▶ **Component data from apps and pages**:
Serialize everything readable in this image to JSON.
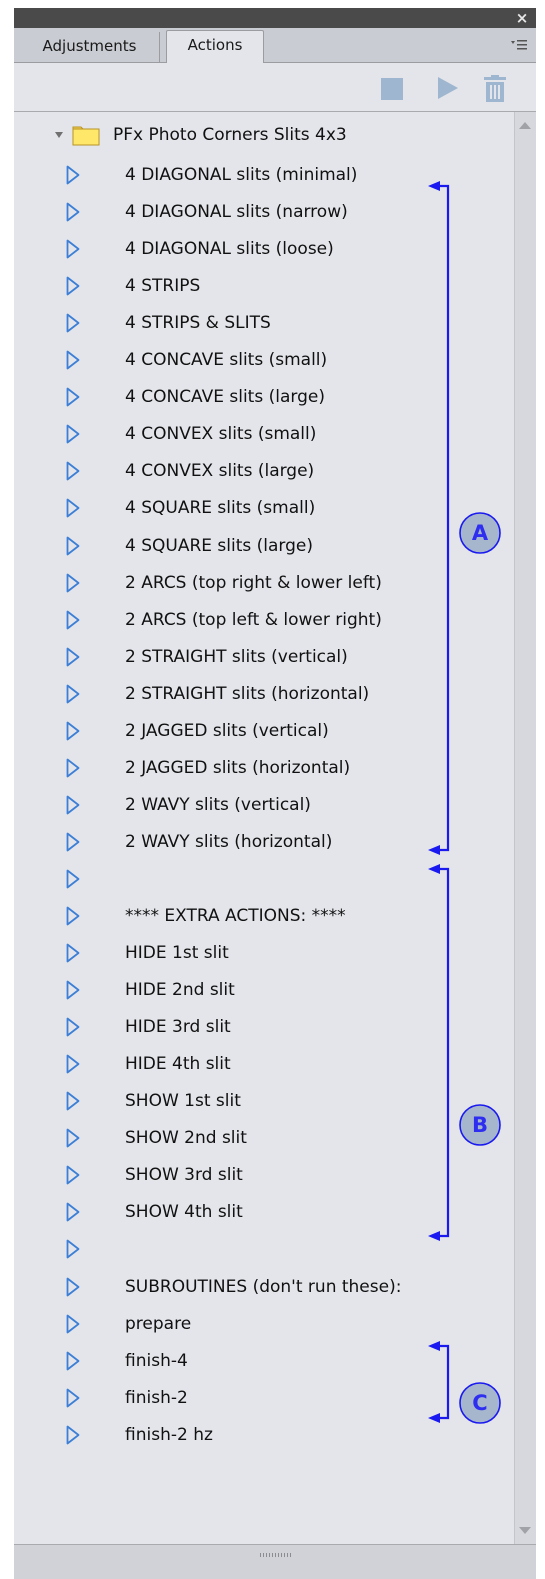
{
  "window": {
    "close_glyph": "×"
  },
  "tabs": [
    {
      "label": "Adjustments",
      "active": false
    },
    {
      "label": "Actions",
      "active": true
    }
  ],
  "panel_menu_icon": "panel-menu-icon",
  "toolbar": {
    "buttons": [
      "stop-icon",
      "play-icon",
      "trash-icon"
    ]
  },
  "action_set": {
    "label": "PFx Photo Corners Slits 4x3",
    "expanded": true,
    "icon": "folder-icon"
  },
  "actions": [
    "4 DIAGONAL slits (minimal)",
    "4 DIAGONAL slits (narrow)",
    "4 DIAGONAL slits (loose)",
    "4 STRIPS",
    "4 STRIPS & SLITS",
    "4 CONCAVE slits (small)",
    "4 CONCAVE slits (large)",
    "4 CONVEX slits (small)",
    "4 CONVEX slits (large)",
    "4 SQUARE slits (small)",
    "4 SQUARE slits (large)",
    "2 ARCS (top right & lower left)",
    "2 ARCS (top left & lower right)",
    "2 STRAIGHT slits (vertical)",
    "2 STRAIGHT slits (horizontal)",
    "2 JAGGED slits (vertical)",
    "2 JAGGED slits (horizontal)",
    "2 WAVY slits (vertical)",
    "2 WAVY slits (horizontal)",
    "",
    "**** EXTRA ACTIONS: ****",
    "HIDE 1st slit",
    "HIDE 2nd slit",
    "HIDE 3rd slit",
    "HIDE 4th slit",
    "SHOW 1st slit",
    "SHOW 2nd slit",
    "SHOW 3rd slit",
    "SHOW 4th slit",
    "",
    "SUBROUTINES (don't run these):",
    "prepare",
    "finish-4",
    "finish-2",
    "finish-2 hz"
  ],
  "annotations": [
    {
      "label": "A",
      "color": "#1a1af0",
      "badge_fill": "#a6b6cc"
    },
    {
      "label": "B",
      "color": "#1a1af0",
      "badge_fill": "#a6b6cc"
    },
    {
      "label": "C",
      "color": "#1a1af0",
      "badge_fill": "#a6b6cc"
    }
  ]
}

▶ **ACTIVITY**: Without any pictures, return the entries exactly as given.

▶ **REPLY**:
Serialize everything readable in this image to JSON.
{
  "window": {
    "close_glyph": "×"
  },
  "tabs": [
    {
      "label": "Adjustments",
      "active": false
    },
    {
      "label": "Actions",
      "active": true
    }
  ],
  "panel_menu_icon": "panel-menu-icon",
  "toolbar": {
    "buttons": [
      "stop-icon",
      "play-icon",
      "trash-icon"
    ]
  },
  "action_set": {
    "label": "PFx Photo Corners Slits 4x3",
    "expanded": true,
    "icon": "folder-icon"
  },
  "actions": [
    "4 DIAGONAL slits (minimal)",
    "4 DIAGONAL slits (narrow)",
    "4 DIAGONAL slits (loose)",
    "4 STRIPS",
    "4 STRIPS & SLITS",
    "4 CONCAVE slits (small)",
    "4 CONCAVE slits (large)",
    "4 CONVEX slits (small)",
    "4 CONVEX slits (large)",
    "4 SQUARE slits (small)",
    "4 SQUARE slits (large)",
    "2 ARCS (top right & lower left)",
    "2 ARCS (top left & lower right)",
    "2 STRAIGHT slits (vertical)",
    "2 STRAIGHT slits (horizontal)",
    "2 JAGGED slits (vertical)",
    "2 JAGGED slits (horizontal)",
    "2 WAVY slits (vertical)",
    "2 WAVY slits (horizontal)",
    "",
    "**** EXTRA ACTIONS: ****",
    "HIDE 1st slit",
    "HIDE 2nd slit",
    "HIDE 3rd slit",
    "HIDE 4th slit",
    "SHOW 1st slit",
    "SHOW 2nd slit",
    "SHOW 3rd slit",
    "SHOW 4th slit",
    "",
    "SUBROUTINES (don't run these):",
    "prepare",
    "finish-4",
    "finish-2",
    "finish-2 hz"
  ],
  "annotations": [
    {
      "label": "A",
      "color": "#1a1af0",
      "badge_fill": "#a6b6cc"
    },
    {
      "label": "B",
      "color": "#1a1af0",
      "badge_fill": "#a6b6cc"
    },
    {
      "label": "C",
      "color": "#1a1af0",
      "badge_fill": "#a6b6cc"
    }
  ]
}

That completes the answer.